### What is expected
Using the material that follows, identify and copy each line with the string "JSON".

### Data provided
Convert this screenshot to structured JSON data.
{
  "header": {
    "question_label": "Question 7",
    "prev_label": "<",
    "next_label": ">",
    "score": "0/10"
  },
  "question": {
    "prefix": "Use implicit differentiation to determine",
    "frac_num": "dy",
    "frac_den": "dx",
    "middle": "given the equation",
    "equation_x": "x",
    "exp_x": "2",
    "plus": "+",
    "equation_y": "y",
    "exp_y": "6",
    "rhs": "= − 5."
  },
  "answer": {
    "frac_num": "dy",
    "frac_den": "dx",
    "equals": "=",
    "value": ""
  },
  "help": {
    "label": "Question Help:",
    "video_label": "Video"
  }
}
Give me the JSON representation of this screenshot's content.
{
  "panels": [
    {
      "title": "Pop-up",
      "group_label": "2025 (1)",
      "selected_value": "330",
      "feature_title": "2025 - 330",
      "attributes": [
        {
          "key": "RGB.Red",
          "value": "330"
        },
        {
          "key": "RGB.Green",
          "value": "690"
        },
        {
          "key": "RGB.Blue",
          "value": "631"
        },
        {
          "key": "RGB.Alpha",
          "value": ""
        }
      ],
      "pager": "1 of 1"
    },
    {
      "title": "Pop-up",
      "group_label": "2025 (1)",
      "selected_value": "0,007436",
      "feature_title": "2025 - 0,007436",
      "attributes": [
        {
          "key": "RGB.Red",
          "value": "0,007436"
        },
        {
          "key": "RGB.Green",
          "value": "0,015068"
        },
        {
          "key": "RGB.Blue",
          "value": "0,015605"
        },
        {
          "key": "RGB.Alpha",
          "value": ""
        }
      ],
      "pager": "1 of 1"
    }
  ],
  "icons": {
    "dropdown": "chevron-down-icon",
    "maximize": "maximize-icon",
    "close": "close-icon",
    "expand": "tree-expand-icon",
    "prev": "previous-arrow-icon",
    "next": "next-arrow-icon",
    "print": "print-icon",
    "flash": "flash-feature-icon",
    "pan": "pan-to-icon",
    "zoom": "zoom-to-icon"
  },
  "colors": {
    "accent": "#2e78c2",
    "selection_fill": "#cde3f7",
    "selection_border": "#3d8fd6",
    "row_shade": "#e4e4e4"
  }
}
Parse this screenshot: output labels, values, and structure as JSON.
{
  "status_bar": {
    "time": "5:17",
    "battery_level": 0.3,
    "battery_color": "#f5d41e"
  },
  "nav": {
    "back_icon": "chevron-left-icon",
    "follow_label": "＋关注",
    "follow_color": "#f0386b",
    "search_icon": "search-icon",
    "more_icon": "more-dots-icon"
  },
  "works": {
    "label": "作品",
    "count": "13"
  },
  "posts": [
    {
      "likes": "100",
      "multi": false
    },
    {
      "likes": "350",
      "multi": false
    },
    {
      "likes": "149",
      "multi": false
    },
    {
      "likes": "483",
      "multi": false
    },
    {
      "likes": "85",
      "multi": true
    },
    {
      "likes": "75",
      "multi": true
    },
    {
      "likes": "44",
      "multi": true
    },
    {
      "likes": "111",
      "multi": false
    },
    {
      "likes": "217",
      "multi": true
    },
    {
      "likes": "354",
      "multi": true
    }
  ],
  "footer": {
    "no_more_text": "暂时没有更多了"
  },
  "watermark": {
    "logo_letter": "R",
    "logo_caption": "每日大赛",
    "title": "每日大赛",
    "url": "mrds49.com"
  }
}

### Written response
Convert this screenshot to structured JSON data.
Give me the JSON representation of this screenshot's content.
Parse this screenshot: output labels, values, and structure as JSON.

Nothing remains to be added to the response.